+++ Available data

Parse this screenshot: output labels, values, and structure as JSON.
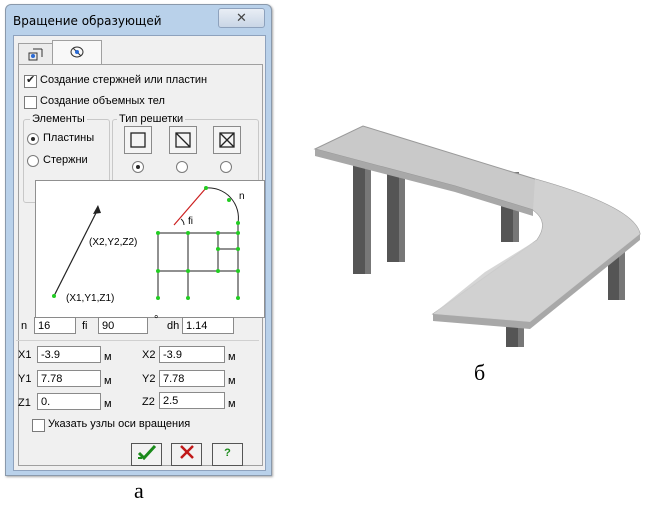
{
  "dialog": {
    "title": "Вращение образующей",
    "close_glyph": "✕",
    "tabs": [
      {
        "icon": "move-nodes-icon"
      },
      {
        "icon": "rotate-icon"
      }
    ],
    "checkbox_bars": {
      "label": "Создание стержней или пластин",
      "checked": true
    },
    "checkbox_solids": {
      "label": "Создание объемных тел",
      "checked": false
    },
    "elements_group": {
      "title": "Элементы",
      "options": [
        {
          "label": "Пластины",
          "selected": true
        },
        {
          "label": "Стержни",
          "selected": false
        }
      ]
    },
    "grid_group": {
      "title": "Тип решетки",
      "options": [
        {
          "icon": "grid-plain-icon",
          "selected": true
        },
        {
          "icon": "grid-diagonal-icon",
          "selected": false
        },
        {
          "icon": "grid-cross-icon",
          "selected": false
        }
      ]
    },
    "scheme": {
      "p2": "(X2,Y2,Z2)",
      "p1": "(X1,Y1,Z1)",
      "n": "n",
      "fi": "fi"
    },
    "params": {
      "n_label": "n",
      "n_value": "16",
      "fi_label": "fi",
      "fi_value": "90",
      "deg": "°",
      "dh_label": "dh",
      "dh_value": "1.14"
    },
    "coords": {
      "x1_label": "X1",
      "x1": "-3.9",
      "y1_label": "Y1",
      "y1": "7.78",
      "z1_label": "Z1",
      "z1": "0.",
      "x2_label": "X2",
      "x2": "-3.9",
      "y2_label": "Y2",
      "y2": "7.78",
      "z2_label": "Z2",
      "z2": "2.5",
      "unit": "м"
    },
    "checkbox_axis_nodes": {
      "label": "Указать узлы оси вращения",
      "checked": false
    },
    "buttons": {
      "ok_icon": "check-icon",
      "cancel_icon": "cross-icon",
      "help_label": "?"
    }
  },
  "captions": {
    "a": "а",
    "b": "б"
  },
  "colors": {
    "ok": "#1a8a1a",
    "cancel": "#c01818",
    "help": "#1a8a1a",
    "node": "#22cc22",
    "arc": "#cc1f1f"
  }
}
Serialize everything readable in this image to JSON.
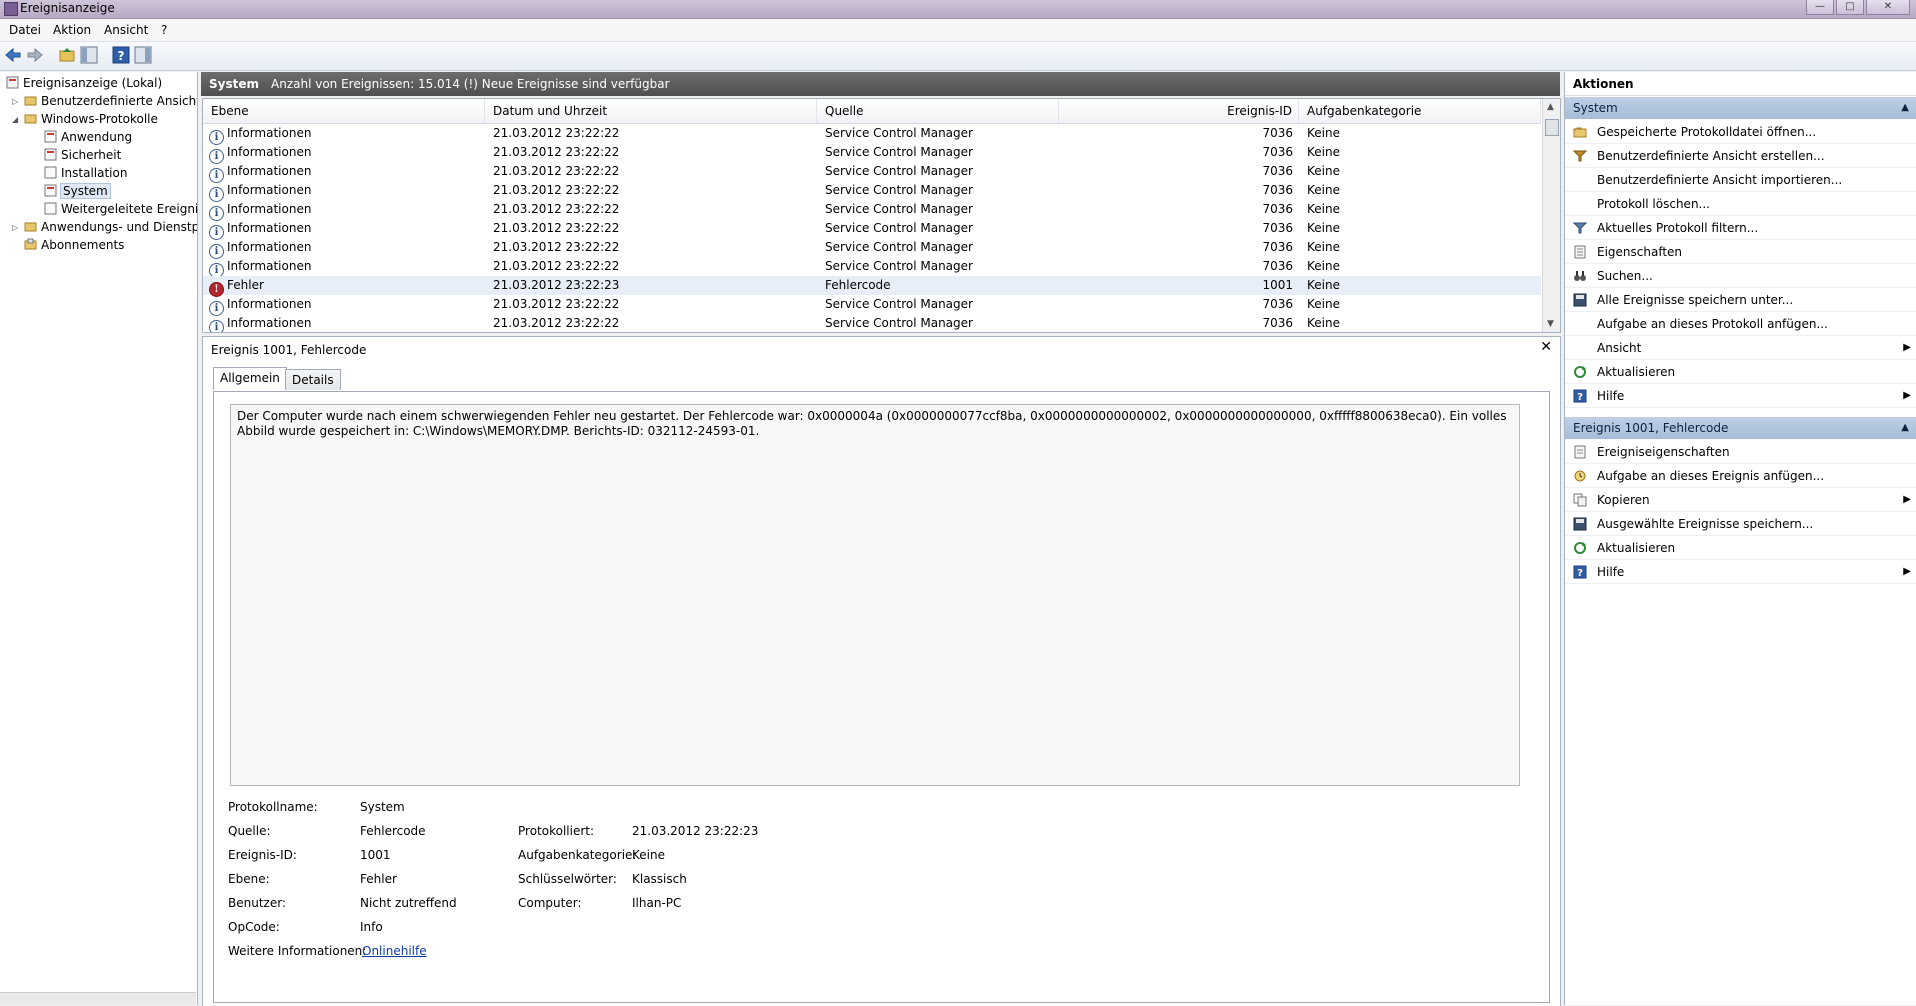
{
  "window": {
    "title": "Ereignisanzeige"
  },
  "menu": [
    "Datei",
    "Aktion",
    "Ansicht",
    "?"
  ],
  "tree": {
    "items": [
      {
        "label": "Ereignisanzeige (Lokal)",
        "level": 0
      },
      {
        "label": "Benutzerdefinierte Ansichten",
        "level": 1
      },
      {
        "label": "Windows-Protokolle",
        "level": 1
      },
      {
        "label": "Anwendung",
        "level": 2
      },
      {
        "label": "Sicherheit",
        "level": 2
      },
      {
        "label": "Installation",
        "level": 2
      },
      {
        "label": "System",
        "level": 2,
        "selected": true
      },
      {
        "label": "Weitergeleitete Ereignisse",
        "level": 2
      },
      {
        "label": "Anwendungs- und Dienstprotokolle",
        "level": 1
      },
      {
        "label": "Abonnements",
        "level": 1
      }
    ]
  },
  "center": {
    "log_name": "System",
    "count_text": "Anzahl von Ereignissen: 15.014 (!) Neue Ereignisse sind verfügbar"
  },
  "table": {
    "headers": [
      "Ebene",
      "Datum und Uhrzeit",
      "Quelle",
      "Ereignis-ID",
      "Aufgabenkategorie"
    ],
    "rows": [
      {
        "level": "Informationen",
        "datetime": "21.03.2012 23:22:22",
        "source": "Service Control Manager",
        "id": "7036",
        "category": "Keine",
        "type": "info"
      },
      {
        "level": "Informationen",
        "datetime": "21.03.2012 23:22:22",
        "source": "Service Control Manager",
        "id": "7036",
        "category": "Keine",
        "type": "info"
      },
      {
        "level": "Informationen",
        "datetime": "21.03.2012 23:22:22",
        "source": "Service Control Manager",
        "id": "7036",
        "category": "Keine",
        "type": "info"
      },
      {
        "level": "Informationen",
        "datetime": "21.03.2012 23:22:22",
        "source": "Service Control Manager",
        "id": "7036",
        "category": "Keine",
        "type": "info"
      },
      {
        "level": "Informationen",
        "datetime": "21.03.2012 23:22:22",
        "source": "Service Control Manager",
        "id": "7036",
        "category": "Keine",
        "type": "info"
      },
      {
        "level": "Informationen",
        "datetime": "21.03.2012 23:22:22",
        "source": "Service Control Manager",
        "id": "7036",
        "category": "Keine",
        "type": "info"
      },
      {
        "level": "Informationen",
        "datetime": "21.03.2012 23:22:22",
        "source": "Service Control Manager",
        "id": "7036",
        "category": "Keine",
        "type": "info"
      },
      {
        "level": "Informationen",
        "datetime": "21.03.2012 23:22:22",
        "source": "Service Control Manager",
        "id": "7036",
        "category": "Keine",
        "type": "info"
      },
      {
        "level": "Fehler",
        "datetime": "21.03.2012 23:22:23",
        "source": "Fehlercode",
        "id": "1001",
        "category": "Keine",
        "type": "error",
        "selected": true
      },
      {
        "level": "Informationen",
        "datetime": "21.03.2012 23:22:22",
        "source": "Service Control Manager",
        "id": "7036",
        "category": "Keine",
        "type": "info"
      },
      {
        "level": "Informationen",
        "datetime": "21.03.2012 23:22:22",
        "source": "Service Control Manager",
        "id": "7036",
        "category": "Keine",
        "type": "info"
      }
    ]
  },
  "detail": {
    "title": "Ereignis 1001, Fehlercode",
    "tabs": [
      "Allgemein",
      "Details"
    ],
    "description": "Der Computer wurde nach einem schwerwiegenden Fehler neu gestartet. Der Fehlercode war: 0x0000004a (0x0000000077ccf8ba, 0x0000000000000002, 0x0000000000000000, 0xfffff8800638eca0). Ein volles Abbild wurde gespeichert in: C:\\Windows\\MEMORY.DMP. Berichts-ID: 032112-24593-01.",
    "props": {
      "protokollname_label": "Protokollname:",
      "protokollname": "System",
      "quelle_label": "Quelle:",
      "quelle": "Fehlercode",
      "protokolliert_label": "Protokolliert:",
      "protokolliert": "21.03.2012 23:22:23",
      "ereignisid_label": "Ereignis-ID:",
      "ereignisid": "1001",
      "aufgabenkategorie_label": "Aufgabenkategorie:",
      "aufgabenkategorie": "Keine",
      "ebene_label": "Ebene:",
      "ebene": "Fehler",
      "schluesselwoerter_label": "Schlüsselwörter:",
      "schluesselwoerter": "Klassisch",
      "benutzer_label": "Benutzer:",
      "benutzer": "Nicht zutreffend",
      "computer_label": "Computer:",
      "computer": "Ilhan-PC",
      "opcode_label": "OpCode:",
      "opcode": "Info",
      "weitere_label": "Weitere Informationen:",
      "weitere_link": "Onlinehilfe"
    }
  },
  "actions": {
    "title": "Aktionen",
    "section1": {
      "title": "System",
      "items": [
        {
          "label": "Gespeicherte Protokolldatei öffnen...",
          "icon": "folder-open-icon"
        },
        {
          "label": "Benutzerdefinierte Ansicht erstellen...",
          "icon": "filter-create-icon"
        },
        {
          "label": "Benutzerdefinierte Ansicht importieren...",
          "icon": ""
        },
        {
          "label": "Protokoll löschen...",
          "icon": ""
        },
        {
          "label": "Aktuelles Protokoll filtern...",
          "icon": "filter-icon"
        },
        {
          "label": "Eigenschaften",
          "icon": "properties-icon"
        },
        {
          "label": "Suchen...",
          "icon": "binoculars-icon"
        },
        {
          "label": "Alle Ereignisse speichern unter...",
          "icon": "save-icon"
        },
        {
          "label": "Aufgabe an dieses Protokoll anfügen...",
          "icon": ""
        },
        {
          "label": "Ansicht",
          "icon": "",
          "submenu": true
        },
        {
          "label": "Aktualisieren",
          "icon": "refresh-icon"
        },
        {
          "label": "Hilfe",
          "icon": "help-icon",
          "submenu": true
        }
      ]
    },
    "section2": {
      "title": "Ereignis 1001, Fehlercode",
      "items": [
        {
          "label": "Ereigniseigenschaften",
          "icon": "event-properties-icon"
        },
        {
          "label": "Aufgabe an dieses Ereignis anfügen...",
          "icon": "task-icon"
        },
        {
          "label": "Kopieren",
          "icon": "copy-icon",
          "submenu": true
        },
        {
          "label": "Ausgewählte Ereignisse speichern...",
          "icon": "save-icon"
        },
        {
          "label": "Aktualisieren",
          "icon": "refresh-icon"
        },
        {
          "label": "Hilfe",
          "icon": "help-icon",
          "submenu": true
        }
      ]
    }
  }
}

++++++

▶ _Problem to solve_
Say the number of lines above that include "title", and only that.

▶ _Written solution_
8